*** Exercise inputs ***

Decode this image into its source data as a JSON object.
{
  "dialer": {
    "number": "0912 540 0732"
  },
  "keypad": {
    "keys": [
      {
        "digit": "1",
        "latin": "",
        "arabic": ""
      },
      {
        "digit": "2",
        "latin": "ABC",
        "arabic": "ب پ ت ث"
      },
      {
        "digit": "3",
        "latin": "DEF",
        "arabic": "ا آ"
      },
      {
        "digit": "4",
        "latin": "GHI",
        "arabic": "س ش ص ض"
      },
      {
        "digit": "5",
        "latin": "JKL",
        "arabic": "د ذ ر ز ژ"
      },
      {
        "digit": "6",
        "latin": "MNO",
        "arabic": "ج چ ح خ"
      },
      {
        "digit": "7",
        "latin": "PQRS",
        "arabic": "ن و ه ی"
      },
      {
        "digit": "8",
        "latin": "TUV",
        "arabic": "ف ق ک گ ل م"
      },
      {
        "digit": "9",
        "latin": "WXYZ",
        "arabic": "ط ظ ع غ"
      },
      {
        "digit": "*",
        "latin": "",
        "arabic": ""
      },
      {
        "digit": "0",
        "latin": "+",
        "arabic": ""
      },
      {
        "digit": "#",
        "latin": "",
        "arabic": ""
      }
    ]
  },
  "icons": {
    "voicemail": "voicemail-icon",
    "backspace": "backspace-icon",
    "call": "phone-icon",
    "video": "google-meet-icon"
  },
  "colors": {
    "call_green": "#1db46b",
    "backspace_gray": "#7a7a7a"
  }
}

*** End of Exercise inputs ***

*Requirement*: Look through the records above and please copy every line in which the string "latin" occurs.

*Output for this exercise*:
        "latin": "",
        "latin": "ABC",
        "latin": "DEF",
        "latin": "GHI",
        "latin": "JKL",
        "latin": "MNO",
        "latin": "PQRS",
        "latin": "TUV",
        "latin": "WXYZ",
        "latin": "",
        "latin": "+",
        "latin": "",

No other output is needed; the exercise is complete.